Cilj ovoga istraživanja bio je utvrditi utjecaj temperature čuvanja na klijavost sjemena mušmulastog gloga (Crataegus azarolus var. pontica). Sjeme je prethodno obrađeno te je čuvano na suhom 10 mjeseci na četiri temperature čuvanja (-5, 5, 15 i 25 ºC). Predsjetvena priprema provedena je u različitim periodima plutanjem u vodi s otopljenim pepelom (2, 4 i 6 dana), skarifikacijom u sumpornoj kiselini (1, 3 i 6 sati) te kombinacijom skarifikacije u sumpornoj kiselini i plutanjem u otopini pepela. Također, određen je stupanj skarifikacije sjemene ljuske koje su korodirale u sumpornoj kiselini 1, 3 i 6 sati. Eksperiment je dizajniran u slučajnom blok rasporedu s četiri ponavljanja. Kao rezultat istraživanja postignut je veći postotak (20,95 %) klijanja (p<0,05) kod sjemena čuvanog na 15 ºC. Rezultati pokazuju da skarifikacija u sumpornoj kiselini ima veći učinak (p>0,05) na postotak klijanja sjemena mušmulastog gloga. Promjer sjemena koje je korodiralo u sumpornoj kiselini 1, 3 i 6 sati smanjio se redom za 6,15 %, 10,47 % i 11,51 %. Za sjetvu u kolovozu, kako bi se postigao veći postotak klijavosti, sjeme mušmulastog gloga trebalo bi čuvati na 15 ºC i tretirati sumpornom kiselinom u trajanju od 3 sata te 4 dana u otopini pepela.

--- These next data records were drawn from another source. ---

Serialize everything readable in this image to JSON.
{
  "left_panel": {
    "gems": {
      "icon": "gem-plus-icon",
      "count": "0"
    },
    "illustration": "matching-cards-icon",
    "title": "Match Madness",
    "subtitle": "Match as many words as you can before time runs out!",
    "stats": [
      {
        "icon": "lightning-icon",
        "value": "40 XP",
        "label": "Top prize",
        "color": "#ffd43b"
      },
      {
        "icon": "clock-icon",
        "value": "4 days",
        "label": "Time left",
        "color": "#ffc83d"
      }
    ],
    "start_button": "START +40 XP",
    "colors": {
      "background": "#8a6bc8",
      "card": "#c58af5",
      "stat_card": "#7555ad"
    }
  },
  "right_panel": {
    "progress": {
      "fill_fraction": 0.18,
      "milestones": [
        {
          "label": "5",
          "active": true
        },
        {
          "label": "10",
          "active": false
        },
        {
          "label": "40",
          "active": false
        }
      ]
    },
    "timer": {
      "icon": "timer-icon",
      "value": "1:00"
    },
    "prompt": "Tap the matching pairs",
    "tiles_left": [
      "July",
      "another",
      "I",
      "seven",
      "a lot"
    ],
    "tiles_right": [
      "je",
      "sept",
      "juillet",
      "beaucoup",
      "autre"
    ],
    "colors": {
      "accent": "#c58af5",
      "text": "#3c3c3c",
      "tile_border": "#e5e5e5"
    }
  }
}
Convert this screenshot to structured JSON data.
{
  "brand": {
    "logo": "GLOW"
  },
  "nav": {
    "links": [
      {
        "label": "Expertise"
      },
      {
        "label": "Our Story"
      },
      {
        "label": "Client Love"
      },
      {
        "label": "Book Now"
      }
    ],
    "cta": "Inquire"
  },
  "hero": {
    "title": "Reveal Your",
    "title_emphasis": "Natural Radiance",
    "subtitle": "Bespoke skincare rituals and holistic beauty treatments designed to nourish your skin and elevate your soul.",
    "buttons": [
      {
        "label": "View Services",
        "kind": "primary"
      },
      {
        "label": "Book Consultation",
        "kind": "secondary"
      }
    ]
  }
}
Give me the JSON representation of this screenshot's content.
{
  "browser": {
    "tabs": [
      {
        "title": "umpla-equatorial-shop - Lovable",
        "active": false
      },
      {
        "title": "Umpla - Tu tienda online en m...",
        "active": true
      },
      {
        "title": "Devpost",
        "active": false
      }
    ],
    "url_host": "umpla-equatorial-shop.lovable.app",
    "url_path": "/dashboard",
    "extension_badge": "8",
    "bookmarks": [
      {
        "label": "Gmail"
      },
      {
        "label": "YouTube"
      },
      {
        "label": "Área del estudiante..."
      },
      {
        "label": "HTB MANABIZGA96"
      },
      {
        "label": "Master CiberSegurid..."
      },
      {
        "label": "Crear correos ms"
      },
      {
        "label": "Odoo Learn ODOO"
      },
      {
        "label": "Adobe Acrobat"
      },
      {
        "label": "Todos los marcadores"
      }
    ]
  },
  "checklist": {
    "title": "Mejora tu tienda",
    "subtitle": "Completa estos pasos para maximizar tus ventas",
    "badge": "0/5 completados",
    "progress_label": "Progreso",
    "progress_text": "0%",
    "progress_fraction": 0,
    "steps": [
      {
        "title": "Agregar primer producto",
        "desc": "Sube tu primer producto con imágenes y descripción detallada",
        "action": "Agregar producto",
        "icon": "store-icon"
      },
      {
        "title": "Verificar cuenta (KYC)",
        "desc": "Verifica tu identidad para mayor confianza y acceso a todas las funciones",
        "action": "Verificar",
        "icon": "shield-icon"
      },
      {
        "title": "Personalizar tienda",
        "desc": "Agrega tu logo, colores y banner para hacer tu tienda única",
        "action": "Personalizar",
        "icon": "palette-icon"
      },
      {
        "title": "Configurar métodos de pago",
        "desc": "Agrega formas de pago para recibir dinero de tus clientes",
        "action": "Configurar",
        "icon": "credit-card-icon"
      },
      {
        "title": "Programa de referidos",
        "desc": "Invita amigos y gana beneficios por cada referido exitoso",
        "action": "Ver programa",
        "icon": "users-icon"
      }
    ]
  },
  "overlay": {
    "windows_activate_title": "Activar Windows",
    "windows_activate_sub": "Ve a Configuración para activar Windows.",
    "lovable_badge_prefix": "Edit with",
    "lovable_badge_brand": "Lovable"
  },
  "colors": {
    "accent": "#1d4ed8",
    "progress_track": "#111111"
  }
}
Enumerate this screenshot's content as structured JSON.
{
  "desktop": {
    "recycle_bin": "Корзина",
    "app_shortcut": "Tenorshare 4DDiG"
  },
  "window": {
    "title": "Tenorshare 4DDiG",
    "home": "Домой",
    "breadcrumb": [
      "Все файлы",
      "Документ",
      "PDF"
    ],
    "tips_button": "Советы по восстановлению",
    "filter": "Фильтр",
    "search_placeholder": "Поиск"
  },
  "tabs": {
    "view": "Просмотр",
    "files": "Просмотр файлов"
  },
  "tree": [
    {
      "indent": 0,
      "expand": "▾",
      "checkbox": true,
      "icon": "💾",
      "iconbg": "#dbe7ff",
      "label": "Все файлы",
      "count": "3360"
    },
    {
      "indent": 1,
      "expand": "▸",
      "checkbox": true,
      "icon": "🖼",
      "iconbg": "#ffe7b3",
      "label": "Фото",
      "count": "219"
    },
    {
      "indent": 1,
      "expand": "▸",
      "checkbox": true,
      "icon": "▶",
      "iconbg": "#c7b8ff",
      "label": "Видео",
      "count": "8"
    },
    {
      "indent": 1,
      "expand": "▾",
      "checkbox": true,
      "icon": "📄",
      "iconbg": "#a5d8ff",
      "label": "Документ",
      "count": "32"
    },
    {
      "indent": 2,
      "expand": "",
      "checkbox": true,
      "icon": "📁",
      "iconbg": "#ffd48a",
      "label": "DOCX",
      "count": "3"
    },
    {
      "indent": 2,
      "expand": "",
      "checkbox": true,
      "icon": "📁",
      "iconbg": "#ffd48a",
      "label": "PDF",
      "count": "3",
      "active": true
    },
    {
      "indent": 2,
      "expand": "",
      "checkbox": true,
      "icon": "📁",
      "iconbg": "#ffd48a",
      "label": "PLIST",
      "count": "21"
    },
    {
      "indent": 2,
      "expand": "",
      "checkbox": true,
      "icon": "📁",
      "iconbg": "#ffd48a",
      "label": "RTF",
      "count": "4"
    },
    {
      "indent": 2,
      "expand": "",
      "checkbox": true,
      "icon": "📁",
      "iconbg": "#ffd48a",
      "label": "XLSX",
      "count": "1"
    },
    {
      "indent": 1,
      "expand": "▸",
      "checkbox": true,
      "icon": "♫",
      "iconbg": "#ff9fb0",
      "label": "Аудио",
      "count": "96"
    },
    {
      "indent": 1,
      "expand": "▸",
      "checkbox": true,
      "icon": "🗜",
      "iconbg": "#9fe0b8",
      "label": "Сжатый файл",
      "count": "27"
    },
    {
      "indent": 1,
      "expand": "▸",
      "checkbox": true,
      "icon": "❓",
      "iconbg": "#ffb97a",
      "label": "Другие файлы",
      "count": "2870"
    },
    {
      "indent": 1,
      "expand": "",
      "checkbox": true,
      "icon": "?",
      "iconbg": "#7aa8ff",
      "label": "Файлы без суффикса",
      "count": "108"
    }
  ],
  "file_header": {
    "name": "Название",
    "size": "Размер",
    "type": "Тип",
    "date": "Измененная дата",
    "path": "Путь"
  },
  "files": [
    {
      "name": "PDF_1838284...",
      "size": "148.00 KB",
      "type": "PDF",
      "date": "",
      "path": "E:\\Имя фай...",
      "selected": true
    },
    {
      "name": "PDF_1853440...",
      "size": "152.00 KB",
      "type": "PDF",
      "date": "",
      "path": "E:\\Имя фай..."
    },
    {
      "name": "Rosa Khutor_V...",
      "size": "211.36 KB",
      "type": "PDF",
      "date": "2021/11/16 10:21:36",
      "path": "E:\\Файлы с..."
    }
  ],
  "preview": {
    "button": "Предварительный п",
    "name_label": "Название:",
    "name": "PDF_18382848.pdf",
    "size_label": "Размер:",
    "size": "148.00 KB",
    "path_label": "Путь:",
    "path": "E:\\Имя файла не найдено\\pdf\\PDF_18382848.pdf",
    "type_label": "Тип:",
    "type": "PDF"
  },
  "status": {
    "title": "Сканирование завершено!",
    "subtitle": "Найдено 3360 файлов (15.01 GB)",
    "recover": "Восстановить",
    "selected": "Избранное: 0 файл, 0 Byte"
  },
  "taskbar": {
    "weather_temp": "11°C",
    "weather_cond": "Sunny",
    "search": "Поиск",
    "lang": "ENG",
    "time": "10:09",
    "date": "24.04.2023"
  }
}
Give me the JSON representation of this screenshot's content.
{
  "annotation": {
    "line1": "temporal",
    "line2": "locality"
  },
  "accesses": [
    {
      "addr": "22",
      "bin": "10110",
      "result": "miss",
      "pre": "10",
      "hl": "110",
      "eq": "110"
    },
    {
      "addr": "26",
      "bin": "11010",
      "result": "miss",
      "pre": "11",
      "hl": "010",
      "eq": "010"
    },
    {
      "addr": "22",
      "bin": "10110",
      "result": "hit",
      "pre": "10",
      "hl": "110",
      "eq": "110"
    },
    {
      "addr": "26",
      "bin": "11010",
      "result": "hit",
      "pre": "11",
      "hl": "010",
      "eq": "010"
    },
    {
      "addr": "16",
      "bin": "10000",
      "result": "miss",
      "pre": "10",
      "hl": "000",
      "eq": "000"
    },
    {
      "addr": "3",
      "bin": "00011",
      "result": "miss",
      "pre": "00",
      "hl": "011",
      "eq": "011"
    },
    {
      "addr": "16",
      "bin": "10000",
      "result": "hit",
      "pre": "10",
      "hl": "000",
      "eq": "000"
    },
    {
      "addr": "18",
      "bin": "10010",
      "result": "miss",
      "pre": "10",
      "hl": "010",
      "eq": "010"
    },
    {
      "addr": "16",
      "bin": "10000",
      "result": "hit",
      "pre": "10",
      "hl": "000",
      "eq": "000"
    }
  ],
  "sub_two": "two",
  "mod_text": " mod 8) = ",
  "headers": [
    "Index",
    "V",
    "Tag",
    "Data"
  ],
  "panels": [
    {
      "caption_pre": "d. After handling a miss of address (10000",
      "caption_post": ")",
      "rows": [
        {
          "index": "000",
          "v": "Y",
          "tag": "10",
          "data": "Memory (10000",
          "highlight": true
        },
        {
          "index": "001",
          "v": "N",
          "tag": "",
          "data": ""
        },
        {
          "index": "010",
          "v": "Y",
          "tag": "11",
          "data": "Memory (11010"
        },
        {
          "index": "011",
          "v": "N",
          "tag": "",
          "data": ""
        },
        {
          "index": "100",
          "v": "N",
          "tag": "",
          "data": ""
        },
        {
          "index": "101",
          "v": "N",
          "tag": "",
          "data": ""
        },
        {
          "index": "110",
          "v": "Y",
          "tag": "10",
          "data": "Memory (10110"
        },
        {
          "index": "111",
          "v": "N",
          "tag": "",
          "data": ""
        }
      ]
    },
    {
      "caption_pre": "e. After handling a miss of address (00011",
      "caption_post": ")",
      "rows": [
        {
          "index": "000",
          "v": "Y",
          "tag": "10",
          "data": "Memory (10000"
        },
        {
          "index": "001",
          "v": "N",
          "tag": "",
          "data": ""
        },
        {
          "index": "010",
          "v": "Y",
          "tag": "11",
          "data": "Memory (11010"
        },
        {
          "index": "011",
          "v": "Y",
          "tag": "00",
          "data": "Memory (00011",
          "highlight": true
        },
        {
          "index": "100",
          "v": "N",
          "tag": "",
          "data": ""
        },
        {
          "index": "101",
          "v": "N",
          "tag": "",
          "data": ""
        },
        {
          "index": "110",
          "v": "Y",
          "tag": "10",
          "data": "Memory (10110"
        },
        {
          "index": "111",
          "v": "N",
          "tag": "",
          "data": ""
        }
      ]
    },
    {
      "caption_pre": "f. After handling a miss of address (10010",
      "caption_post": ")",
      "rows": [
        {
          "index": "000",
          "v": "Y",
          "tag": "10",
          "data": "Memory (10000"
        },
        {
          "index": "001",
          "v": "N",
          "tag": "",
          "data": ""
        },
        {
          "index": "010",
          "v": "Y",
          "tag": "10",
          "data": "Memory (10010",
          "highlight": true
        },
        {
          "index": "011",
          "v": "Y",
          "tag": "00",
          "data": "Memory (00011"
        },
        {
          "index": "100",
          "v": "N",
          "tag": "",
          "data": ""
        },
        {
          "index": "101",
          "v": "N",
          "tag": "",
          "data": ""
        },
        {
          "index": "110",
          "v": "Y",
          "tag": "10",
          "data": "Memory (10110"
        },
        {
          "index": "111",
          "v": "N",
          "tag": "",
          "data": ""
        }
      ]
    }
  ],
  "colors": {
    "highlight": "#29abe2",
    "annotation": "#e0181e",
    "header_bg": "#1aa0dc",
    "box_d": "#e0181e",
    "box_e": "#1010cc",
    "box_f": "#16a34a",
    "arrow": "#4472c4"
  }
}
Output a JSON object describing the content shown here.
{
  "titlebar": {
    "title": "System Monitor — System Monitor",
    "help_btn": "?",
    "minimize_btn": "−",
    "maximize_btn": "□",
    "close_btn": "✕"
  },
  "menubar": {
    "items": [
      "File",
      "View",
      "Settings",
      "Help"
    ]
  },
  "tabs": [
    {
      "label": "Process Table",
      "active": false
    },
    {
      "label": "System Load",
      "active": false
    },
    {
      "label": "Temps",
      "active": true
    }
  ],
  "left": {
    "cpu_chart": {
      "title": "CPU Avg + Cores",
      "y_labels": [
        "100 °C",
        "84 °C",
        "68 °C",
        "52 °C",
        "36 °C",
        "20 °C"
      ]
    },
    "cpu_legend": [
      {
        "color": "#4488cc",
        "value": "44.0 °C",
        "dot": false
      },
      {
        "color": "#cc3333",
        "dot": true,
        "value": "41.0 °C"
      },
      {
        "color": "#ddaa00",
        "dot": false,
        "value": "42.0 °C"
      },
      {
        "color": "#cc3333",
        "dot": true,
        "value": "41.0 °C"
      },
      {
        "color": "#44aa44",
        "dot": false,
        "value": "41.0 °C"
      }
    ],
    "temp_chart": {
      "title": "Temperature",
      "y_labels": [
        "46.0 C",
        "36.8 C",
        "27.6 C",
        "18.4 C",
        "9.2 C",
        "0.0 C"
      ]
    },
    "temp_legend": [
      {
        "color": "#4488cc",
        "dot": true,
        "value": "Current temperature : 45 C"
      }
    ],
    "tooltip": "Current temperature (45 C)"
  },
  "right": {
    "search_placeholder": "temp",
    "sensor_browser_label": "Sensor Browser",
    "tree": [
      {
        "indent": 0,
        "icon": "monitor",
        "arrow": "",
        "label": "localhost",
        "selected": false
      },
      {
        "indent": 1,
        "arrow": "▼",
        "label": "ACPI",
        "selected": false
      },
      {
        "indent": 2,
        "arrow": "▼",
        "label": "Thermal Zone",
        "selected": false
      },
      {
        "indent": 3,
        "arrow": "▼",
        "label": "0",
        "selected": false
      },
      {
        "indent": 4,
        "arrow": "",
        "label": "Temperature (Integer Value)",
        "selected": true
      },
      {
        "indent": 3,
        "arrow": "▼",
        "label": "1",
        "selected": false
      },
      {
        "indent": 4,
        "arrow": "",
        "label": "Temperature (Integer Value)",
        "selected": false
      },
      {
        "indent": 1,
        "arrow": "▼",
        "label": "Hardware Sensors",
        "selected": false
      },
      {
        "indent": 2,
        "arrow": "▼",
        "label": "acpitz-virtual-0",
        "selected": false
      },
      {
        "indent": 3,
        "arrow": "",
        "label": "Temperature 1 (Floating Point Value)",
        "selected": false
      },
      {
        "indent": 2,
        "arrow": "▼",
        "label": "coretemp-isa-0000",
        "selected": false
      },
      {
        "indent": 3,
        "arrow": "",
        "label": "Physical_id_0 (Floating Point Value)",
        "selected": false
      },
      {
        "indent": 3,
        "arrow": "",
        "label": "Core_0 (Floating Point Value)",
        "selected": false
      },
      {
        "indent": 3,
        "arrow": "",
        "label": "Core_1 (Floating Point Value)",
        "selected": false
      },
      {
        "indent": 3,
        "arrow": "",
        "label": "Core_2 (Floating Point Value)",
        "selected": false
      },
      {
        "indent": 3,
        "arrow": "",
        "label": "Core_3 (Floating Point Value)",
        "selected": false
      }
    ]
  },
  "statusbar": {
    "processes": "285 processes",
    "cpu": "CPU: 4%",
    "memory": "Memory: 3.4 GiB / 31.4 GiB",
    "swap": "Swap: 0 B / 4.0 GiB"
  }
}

Ključne riječi: mušmulasti glog, temperatura čuvanja, granica klijavosti, skarifikacija, otopina pepela